**Problem to solve**
Your job is to return every line in the data holding the string "this".

Page and application data records

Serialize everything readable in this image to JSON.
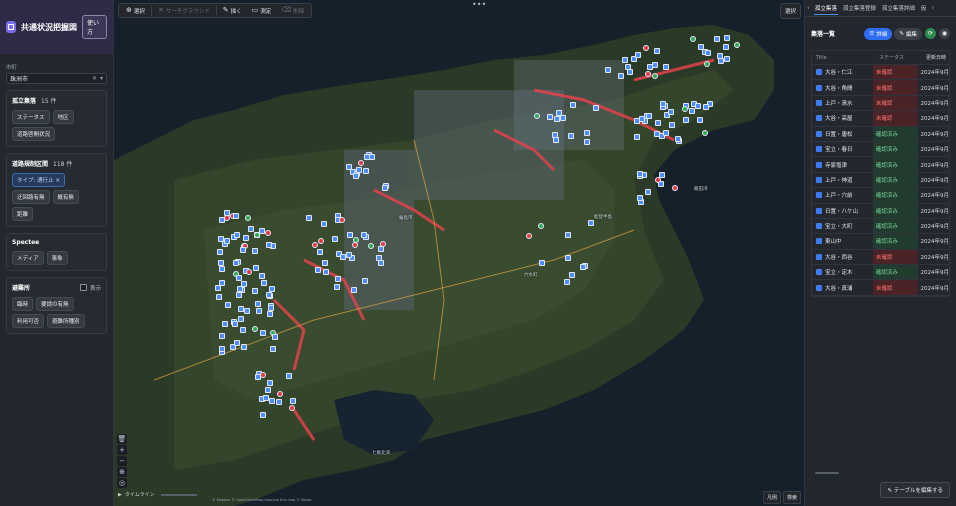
{
  "app": {
    "title": "共通状況把握図",
    "usage_button": "使い方"
  },
  "sidebar": {
    "municipality_label": "市町",
    "municipality_value": "珠洲市",
    "isolated": {
      "title": "孤立集落",
      "count": "15 件",
      "chips": [
        "ステータス",
        "地区",
        "道路啓開状況"
      ]
    },
    "road": {
      "title": "道路規制区間",
      "count": "118 件",
      "chips": [
        {
          "label": "タイプ: 通行止 ✕",
          "active": true
        },
        {
          "label": "迂回路有無",
          "active": false
        },
        {
          "label": "概有無",
          "active": false
        },
        {
          "label": "距離",
          "active": false
        }
      ]
    },
    "spectee": {
      "title": "Spectee",
      "chips": [
        "メディア",
        "事象"
      ]
    },
    "shelter": {
      "title": "避難所",
      "toggle_label": "表示",
      "chips": [
        "臨時",
        "要請の有無",
        "利用可否",
        "避難所種別"
      ]
    }
  },
  "map": {
    "toolbar": [
      {
        "icon": "⊕",
        "label": "選択",
        "disabled": false
      },
      {
        "icon": "✕",
        "label": "サーチグラウンド",
        "disabled": true
      },
      {
        "icon": "✎",
        "label": "描く",
        "disabled": false
      },
      {
        "icon": "▭",
        "label": "測定",
        "disabled": false
      },
      {
        "icon": "⌫",
        "label": "削除",
        "disabled": true
      }
    ],
    "more": "•••",
    "select_button": "選択",
    "timeline_label": "タイムライン",
    "attribution": "© Mapbox © OpenStreetMap Improve this map © Maxar",
    "footer_buttons": [
      "凡例",
      "検索"
    ],
    "place_labels": [
      "飯田湾",
      "七尾北湾",
      "能登半島",
      "輪島市",
      "穴水町"
    ],
    "colors": {
      "road_closed": "#e2434b",
      "marker_blue": "#4d8dff",
      "marker_red": "#e8373f",
      "marker_green": "#34a853"
    }
  },
  "right_panel": {
    "tabs": [
      "孤立集落",
      "孤立集落登録",
      "孤立集落詳細",
      "仮"
    ],
    "list_title": "集落一覧",
    "detail_button": "詳細",
    "edit_button": "編集",
    "columns": [
      "Title",
      "ステータス",
      "更新日時"
    ],
    "rows": [
      {
        "name": "大谷・仁江",
        "status": "未確認",
        "state": "red",
        "date": "2024年9月"
      },
      {
        "name": "大谷・角間",
        "status": "未確認",
        "state": "red",
        "date": "2024年9月"
      },
      {
        "name": "上戸・清水",
        "status": "未確認",
        "state": "red",
        "date": "2024年9月"
      },
      {
        "name": "大谷・高屋",
        "status": "未確認",
        "state": "red",
        "date": "2024年9月"
      },
      {
        "name": "日置・唐松",
        "status": "確認済み",
        "state": "green",
        "date": "2024年9月"
      },
      {
        "name": "宝立・春日",
        "status": "確認済み",
        "state": "green",
        "date": "2024年9月"
      },
      {
        "name": "寺家塩津",
        "status": "確認済み",
        "state": "green",
        "date": "2024年9月"
      },
      {
        "name": "上戸・神道",
        "status": "確認済み",
        "state": "green",
        "date": "2024年9月"
      },
      {
        "name": "上戸・穴前",
        "status": "確認済み",
        "state": "green",
        "date": "2024年9月"
      },
      {
        "name": "日置・八ケ山",
        "status": "確認済み",
        "state": "green",
        "date": "2024年9月"
      },
      {
        "name": "宝立・大町",
        "status": "確認済み",
        "state": "green",
        "date": "2024年9月"
      },
      {
        "name": "東山中",
        "status": "確認済み",
        "state": "green",
        "date": "2024年9月"
      },
      {
        "name": "大谷・西谷",
        "status": "未確認",
        "state": "red",
        "date": "2024年9月"
      },
      {
        "name": "宝立・定木",
        "status": "確認済み",
        "state": "green",
        "date": "2024年9月"
      },
      {
        "name": "大谷・真浦",
        "status": "未確認",
        "state": "red",
        "date": "2024年9月"
      }
    ],
    "edit_table_button": "テーブルを編集する"
  }
}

**Task solution**
Serialize everything readable in this image to JSON.
    "attribution": "© Mapbox © OpenStreetMap Improve this map © Maxar",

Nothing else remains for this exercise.